💹 Allélón and Investing in Social Capital
As a frugal Prosumer, I believe my most important investment is social capital or, as we call it, Agapaō Allélón (Greek word for Love One-Another)
Social capital isn’t new, although the term is relatively recent. We’ve called it other things:
(physical capital) or a college education (human capital) can increase productivity (both individual and collective), so too social contacts affect the productivity of individuals and groups."
Social capital refers to the connections among individuals. The social networks, the norms of reciprocity, and the trustworthiness that arises from them. For example, you create social capital when you volunteer, help your neighbor start their car, have a group over for a picnic, or join a softball league.
Social capital differs from other forms of capital in that it has both an individual and a collective aspect. When you generate social capital, you benefit — but so does your community. (Not always, of course, but generally so.)

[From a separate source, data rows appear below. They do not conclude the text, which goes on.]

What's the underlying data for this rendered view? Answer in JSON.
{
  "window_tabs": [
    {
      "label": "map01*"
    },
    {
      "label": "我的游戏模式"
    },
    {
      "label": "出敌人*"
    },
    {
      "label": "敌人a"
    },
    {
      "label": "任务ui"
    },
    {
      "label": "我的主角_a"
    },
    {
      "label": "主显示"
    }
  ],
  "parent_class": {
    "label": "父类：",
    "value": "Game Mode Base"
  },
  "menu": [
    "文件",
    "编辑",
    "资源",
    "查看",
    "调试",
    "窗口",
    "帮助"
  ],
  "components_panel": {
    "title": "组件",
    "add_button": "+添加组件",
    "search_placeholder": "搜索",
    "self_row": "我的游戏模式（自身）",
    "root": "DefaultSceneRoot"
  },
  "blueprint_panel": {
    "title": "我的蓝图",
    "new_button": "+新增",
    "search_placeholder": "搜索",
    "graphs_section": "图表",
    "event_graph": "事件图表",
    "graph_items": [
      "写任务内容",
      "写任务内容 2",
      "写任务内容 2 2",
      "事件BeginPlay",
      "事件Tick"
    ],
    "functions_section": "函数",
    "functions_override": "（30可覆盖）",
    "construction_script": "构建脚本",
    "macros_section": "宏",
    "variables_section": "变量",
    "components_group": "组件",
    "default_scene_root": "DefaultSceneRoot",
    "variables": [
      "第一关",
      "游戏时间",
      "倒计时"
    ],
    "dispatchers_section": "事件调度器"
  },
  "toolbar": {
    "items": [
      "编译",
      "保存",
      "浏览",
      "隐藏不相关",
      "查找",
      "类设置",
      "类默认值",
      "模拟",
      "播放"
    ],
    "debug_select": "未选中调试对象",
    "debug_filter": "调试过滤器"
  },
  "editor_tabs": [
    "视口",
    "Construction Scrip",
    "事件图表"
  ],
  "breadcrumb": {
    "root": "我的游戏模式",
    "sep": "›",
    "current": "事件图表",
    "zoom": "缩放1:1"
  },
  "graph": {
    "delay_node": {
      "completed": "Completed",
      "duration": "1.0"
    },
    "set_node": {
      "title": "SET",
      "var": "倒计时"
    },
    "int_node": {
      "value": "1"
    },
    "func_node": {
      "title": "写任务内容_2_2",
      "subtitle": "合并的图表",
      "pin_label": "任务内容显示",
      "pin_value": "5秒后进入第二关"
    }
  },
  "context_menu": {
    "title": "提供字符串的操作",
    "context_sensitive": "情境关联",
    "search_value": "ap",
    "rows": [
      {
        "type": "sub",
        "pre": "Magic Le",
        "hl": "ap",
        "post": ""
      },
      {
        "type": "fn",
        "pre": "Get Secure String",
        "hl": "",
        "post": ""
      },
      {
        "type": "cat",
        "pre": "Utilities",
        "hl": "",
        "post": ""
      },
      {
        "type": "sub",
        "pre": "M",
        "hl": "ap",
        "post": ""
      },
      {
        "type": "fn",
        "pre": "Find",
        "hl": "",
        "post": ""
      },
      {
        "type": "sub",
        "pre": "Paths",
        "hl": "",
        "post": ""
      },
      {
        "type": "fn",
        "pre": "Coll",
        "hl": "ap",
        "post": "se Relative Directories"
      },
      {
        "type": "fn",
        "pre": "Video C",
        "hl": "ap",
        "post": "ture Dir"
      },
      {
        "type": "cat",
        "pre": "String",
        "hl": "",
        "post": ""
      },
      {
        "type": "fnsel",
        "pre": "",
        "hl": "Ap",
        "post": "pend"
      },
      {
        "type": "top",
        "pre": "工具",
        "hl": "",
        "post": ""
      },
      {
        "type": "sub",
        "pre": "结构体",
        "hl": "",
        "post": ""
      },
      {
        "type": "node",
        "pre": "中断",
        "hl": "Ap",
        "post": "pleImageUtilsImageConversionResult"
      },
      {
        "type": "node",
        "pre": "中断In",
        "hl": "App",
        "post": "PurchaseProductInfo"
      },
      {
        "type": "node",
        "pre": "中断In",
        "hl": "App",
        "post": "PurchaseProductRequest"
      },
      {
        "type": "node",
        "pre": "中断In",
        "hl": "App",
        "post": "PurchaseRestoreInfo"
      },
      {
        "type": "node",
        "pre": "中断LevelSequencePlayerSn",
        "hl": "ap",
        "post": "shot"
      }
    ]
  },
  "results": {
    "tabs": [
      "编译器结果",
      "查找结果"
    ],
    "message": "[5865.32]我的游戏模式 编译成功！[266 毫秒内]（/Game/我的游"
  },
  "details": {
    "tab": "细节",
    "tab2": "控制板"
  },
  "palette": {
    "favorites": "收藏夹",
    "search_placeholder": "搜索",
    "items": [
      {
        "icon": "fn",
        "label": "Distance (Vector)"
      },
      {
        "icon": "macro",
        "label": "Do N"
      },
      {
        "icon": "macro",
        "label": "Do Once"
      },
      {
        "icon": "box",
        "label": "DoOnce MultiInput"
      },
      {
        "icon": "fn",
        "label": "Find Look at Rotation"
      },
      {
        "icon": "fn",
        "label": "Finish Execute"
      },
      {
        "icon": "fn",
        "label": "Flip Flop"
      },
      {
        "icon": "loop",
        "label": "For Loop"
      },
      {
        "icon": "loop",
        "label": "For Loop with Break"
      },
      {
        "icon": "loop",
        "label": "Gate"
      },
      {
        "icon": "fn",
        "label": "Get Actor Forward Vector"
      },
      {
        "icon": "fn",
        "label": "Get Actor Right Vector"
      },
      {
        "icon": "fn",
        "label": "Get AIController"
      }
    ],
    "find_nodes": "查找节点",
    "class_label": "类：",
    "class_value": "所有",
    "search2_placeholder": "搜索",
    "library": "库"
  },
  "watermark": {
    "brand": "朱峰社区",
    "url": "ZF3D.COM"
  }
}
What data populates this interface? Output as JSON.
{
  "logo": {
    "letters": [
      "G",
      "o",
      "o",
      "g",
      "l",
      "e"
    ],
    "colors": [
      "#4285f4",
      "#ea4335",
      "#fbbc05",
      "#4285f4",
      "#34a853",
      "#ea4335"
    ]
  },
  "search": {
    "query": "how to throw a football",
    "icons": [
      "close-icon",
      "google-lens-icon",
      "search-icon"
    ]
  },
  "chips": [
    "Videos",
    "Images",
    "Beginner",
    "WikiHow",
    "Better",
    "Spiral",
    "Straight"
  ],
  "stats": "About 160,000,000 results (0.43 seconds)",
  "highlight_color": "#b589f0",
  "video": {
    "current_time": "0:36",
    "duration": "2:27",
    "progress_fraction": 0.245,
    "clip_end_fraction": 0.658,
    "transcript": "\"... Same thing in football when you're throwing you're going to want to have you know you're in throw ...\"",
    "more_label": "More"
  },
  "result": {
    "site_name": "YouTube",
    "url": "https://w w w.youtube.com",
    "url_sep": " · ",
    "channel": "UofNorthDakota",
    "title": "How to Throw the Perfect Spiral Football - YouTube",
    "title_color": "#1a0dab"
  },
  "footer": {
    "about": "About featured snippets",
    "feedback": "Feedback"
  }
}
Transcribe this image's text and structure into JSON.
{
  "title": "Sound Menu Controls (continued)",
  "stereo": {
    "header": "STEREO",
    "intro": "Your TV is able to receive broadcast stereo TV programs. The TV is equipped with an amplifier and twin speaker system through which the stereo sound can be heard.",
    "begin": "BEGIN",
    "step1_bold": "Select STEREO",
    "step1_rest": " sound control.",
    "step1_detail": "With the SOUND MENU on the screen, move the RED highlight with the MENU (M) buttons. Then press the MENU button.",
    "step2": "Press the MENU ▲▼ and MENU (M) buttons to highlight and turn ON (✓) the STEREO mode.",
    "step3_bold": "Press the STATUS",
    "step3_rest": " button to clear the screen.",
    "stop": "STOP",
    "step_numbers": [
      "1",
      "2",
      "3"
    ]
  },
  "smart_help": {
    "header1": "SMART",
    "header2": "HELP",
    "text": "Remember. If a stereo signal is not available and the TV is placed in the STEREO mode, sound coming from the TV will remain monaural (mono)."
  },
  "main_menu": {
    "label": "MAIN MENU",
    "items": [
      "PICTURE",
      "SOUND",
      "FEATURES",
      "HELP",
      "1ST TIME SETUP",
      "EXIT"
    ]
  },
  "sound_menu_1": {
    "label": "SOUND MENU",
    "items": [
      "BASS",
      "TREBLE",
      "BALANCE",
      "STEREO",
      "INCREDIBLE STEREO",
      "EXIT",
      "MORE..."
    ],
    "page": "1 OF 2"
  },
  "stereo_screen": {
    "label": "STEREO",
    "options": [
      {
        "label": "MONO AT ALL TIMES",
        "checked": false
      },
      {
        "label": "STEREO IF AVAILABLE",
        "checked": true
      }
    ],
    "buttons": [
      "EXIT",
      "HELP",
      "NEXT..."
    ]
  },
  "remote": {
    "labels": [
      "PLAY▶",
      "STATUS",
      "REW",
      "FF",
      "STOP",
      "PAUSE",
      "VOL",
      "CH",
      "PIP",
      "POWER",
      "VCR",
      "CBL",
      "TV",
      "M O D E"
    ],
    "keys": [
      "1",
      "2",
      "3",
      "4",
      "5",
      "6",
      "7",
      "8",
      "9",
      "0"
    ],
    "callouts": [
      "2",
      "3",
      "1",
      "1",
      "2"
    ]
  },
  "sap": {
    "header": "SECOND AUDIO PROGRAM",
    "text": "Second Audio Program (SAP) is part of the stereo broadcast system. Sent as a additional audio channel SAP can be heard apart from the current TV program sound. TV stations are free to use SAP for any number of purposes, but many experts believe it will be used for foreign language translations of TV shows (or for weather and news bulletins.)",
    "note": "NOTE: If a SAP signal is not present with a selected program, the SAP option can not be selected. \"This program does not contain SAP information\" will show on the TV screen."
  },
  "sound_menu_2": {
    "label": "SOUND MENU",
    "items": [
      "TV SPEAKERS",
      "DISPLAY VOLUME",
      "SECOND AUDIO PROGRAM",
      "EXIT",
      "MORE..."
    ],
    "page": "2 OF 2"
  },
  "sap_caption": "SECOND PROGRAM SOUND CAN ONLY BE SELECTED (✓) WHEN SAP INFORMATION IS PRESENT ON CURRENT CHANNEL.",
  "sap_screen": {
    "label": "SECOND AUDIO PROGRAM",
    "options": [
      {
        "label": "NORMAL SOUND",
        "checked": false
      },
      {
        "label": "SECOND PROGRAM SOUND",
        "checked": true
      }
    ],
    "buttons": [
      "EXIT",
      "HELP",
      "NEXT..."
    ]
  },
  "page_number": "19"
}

In a well-connected community, even loners profit from high social capital. According to Putnam, “If the crime rate in my neighborhood is lowered by neighbors keeping an eye on one another’s homes, we benefit even if we personally spend most of our time on the road and never even nod to another resident on the street.”
“Social capital turns out to have forceful, even quantifiable effects on many different aspects of our lives,” writes Putnam. "What is at stake is not merely warm, cuddly feeling or [community pride]…Our schools and neighborhoods don’t work so well when community bonds slacken…Our economy, our democracy, and even our health and happiness depend on adequate stocks of social capital.”
When we don’t interact with each other or isolate ourselves inside our homes, we have less motive to help our neighbors and improve our communities.
Putnam differentiates between bonding social capital and bridging social capital. “Bonding social capital constitutes a kind of sociological superglue,” he writes, “whereas bridging social capital provides a sociological WD-40.”
Bonding social capital creates solid in-group loyalty. (And thus may create strong out-group antagonism.) Examples of inward-directed networking include church groups, country clubs, and college fraternities and sororities. Think of bonding social capital as “strong ties with intimate friends.”
Bridging social capital creates connections across societal boundaries. Examples of this outward-facing form of networking include bowling leagues, national organizations…and my permaculture group. Think of bridging social capital as weak ties with acquaintances.
In short, bonding social capital is built in homogeneous groups (where people are similar), and bridging social capital is made between heterogenous groups (of different folks). Both types are great. The latter is more challenging to build and maintain but provides the most value to individuals and society.
“The ebbing of the community over the last several decades has been silent and deceptive,” writes Putnam. “Weakened social capital is manifest in the things that have vanished almost unnoticed — neighborhood parties and get-togethers with friends, the unreflective kindness of strangers, the shared pursuit of the public good rather than a solitary quest for private goods.”
Boosting social capital will benefit you and your community. “Trustworthiness lubricates social life,” says Putnam.
When we think of social capital, think of your neighborhood. It’s easy for homeowners to stay inside and not interact with neighbors. But doing so creates barriers rather than builds bonds. So, we have made a conscious effort to foster fellowship and to get to know each other. As a result, we’re much more likely to lend a hand when a neighbor needs assistance.
The classic Christmas film It’s a Wonderful Life is an excellent illustration of social capital in action. Jimmy Stewart plays George Bailey, who repeatedly goes out of his way to help friends and neighbors. Finally, everyone he’s helped before comes to his aid when disaster strikes. It’s a fine example of social capital in action. When his brother declares that George is “the richest man in town,” he’s not far off the mark. He might not have much financial capital but is flush with social capital.
Although George Bailey repeatedly sacrifices his own interests to create social capital, you can often create win-win situations in which everyone profits.
What concrete steps can we take to increase social capital for myself and my community?
- Share my knowledge and experience liberally and often. (like sharing on this blog)
- Participate in my local community.
- Support friends, family, and colleagues in their various endeavors.
- Be nice to people — all people.
- Give without the expectation of return.
- Practice being a Frugal Prosumer so we have more time to build social capital.
“We should do this,” Putnam writes at the end of Bowling Alone, “not because it will be good for America — thought it will be — but because it will be good for us.”